From disaster relief to recreation to agriculture, unmanned aerial vehicles (UAVs), or drones, have become widely used across the globe. In the U.S. there are 865,607 drones registered with the Federal Aviation Administration (FAA) with 35 percent enrolled for commercial purposes.
As a FAA Center of Excellence for Unmanned Aircraft Systems, Mississippi State University is a leader in the use of drones in agricultural systems. The use of drones with other data provides scientists with a wealth of information. That is why MAFES scientists are taking an aerial view along with tracking movement data to measure cattle grazing efforts.
Dr. Garrett Street, an associate professor in the Department of Wildlife, Fisheries and Aquaculture, co-director of the Quantitative Ecology and Spatial Technologies Laboratory, and scientist in MAFES and the MSU Forest and Wildlife Research Center, leads a team focused on using UAVs and accelerometers to better understand forages. Specifically, the research aims to learn how forage quality and availability influence the long-term body quality and behavior of grazing animals, such as cattle, while remaining cost effective.
"We are working to develop mathematical models that will allow us to think about how cattle behavior and movements affect calorie intake and expenditure," Street explained. "We can then think about how their behaviors, patterns, and metabolic demands all influence the amount of body mass they gain. In order to do that, we need an accurate picture of what food is available and the quality of that food."
The project has been in the works since 2019, giving enough time for the team to start producing models. So far, Street has been able to create models predicting forage characteristics like total fiber, crude protein, and nitrogen. Street said they have also been able to produce maps giving fine-scale and accurate information about different aspects of forage quality that affect grazing systems.
"While we can't estimate all aspects of forage quality because some components are unpredictable, we can assess many of them," Street added. "This gives us hope that we can produce these models for almost anywhere so long as we have some time and effort to collect the field data."
The team has used different methods to collect the data. They have gone into the field to clip plant biomass to run analyses to quantify crude protein, fiber, and nitrogen. They have flown drones over the same space to determine the amount of light reflected in key wavelengths associated with plant health characteristics. Combining the ground data and the drone images allows scientists to create models describing the quantity of each nutritional component present.
Researchers also attached accelerometers around the necks of cattle to determine how much time they spend grazing and where.
By pairing the traditional boots-on-the-ground approach and remote-sensing technologies, Street said they can get a fuller landscape image of the quantity and quality of food, as well as how cattle use the landscape.
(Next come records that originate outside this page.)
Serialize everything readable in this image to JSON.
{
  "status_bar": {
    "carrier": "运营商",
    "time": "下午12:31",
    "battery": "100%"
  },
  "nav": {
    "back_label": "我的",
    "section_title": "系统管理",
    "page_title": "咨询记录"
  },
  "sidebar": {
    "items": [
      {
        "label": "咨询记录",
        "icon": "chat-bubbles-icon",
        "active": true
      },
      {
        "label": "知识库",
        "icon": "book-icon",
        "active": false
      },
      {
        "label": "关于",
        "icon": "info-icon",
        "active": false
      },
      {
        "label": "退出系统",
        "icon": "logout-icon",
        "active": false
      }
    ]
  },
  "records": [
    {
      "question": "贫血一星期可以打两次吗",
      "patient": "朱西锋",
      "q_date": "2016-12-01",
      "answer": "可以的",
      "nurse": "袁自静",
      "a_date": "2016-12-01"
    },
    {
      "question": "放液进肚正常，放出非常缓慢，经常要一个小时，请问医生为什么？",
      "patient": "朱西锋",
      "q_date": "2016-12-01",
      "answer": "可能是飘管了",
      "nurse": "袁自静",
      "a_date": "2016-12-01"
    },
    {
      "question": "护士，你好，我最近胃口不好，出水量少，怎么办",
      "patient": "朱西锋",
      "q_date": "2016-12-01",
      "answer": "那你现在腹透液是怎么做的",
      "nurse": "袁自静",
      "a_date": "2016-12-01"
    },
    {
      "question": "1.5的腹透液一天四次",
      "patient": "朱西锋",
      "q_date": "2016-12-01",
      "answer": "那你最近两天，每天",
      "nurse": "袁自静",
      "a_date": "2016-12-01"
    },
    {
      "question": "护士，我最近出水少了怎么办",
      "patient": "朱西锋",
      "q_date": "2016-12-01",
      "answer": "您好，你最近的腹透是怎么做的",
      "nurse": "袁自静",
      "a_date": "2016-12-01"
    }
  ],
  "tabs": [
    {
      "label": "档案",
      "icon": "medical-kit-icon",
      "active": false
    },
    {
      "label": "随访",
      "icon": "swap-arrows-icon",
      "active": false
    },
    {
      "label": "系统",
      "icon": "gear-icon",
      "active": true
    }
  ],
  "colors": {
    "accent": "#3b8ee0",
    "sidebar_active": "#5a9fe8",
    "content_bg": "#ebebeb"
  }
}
"Using only a boots-on-the-ground method means you're just collecting at very specific locations and you don't really have any knowledge about what exists between those locations," Street said. "You get gaps in the map, so what we're trying to do is bridge that gap; let's use the ground data and get the raw information, but also use the drones to get fine-scale information about the whole space and relate those to one another."
Dr. Joby Czarnecki, an associate research professor in the MSU Geosystems Research Institute and MAFES scientist, provided her UAV expertise for the project.
"Remote-sensing is determining attributes of an object without destructively sampling it," Czarnecki said. "We like this idea of remote sensing because it allows us to infinitely sample from an area without paying a per-unit sample cost and, in theory, get more contextual data from the entire area."
While UAVs offer great assistance in covering more land, Czarnecki notes how important it is to still collect on-the-ground data.
"It's great to have a picture, but if you don't know what it actually relates to on the ground then it shows you the variability, but it won't show you your actual situation," Czarnecki explained. "You need the ground data to understand what the red and green in the images actually correlate to in the field. That's where the boots-on-the-ground comes in. We need the ground data to generate prescriptive recommendations to land managers."
By determining what an ideal situation looks like through UAVs, Czarnecki hopes satellites can then be used to broaden the scale of the technology.
"We can then start to think about what that looks like on a global scale. What's the global forage quality? It would be nice to get to at least a regional scale so every landowner doesn't need their own UAV," Czarnecki said. "They have access to some of these satellite-based products, so if we can make the relationship with something that is freely available and easy to use, then we've made a tool that's affordable and accessible. That type of outcome is great for landowners."
The products produced from this research will allow cattle producers to know how much forage is available in a pasture as well as the nutritional quality of that forage, decreasing the likelihood of overgrazing.
Collaborators include Noble Research Institute in Ardmore, Oklahoma. This research was funded by the USDA, the AFRI Foundational and Applied Science Program, and MAFES.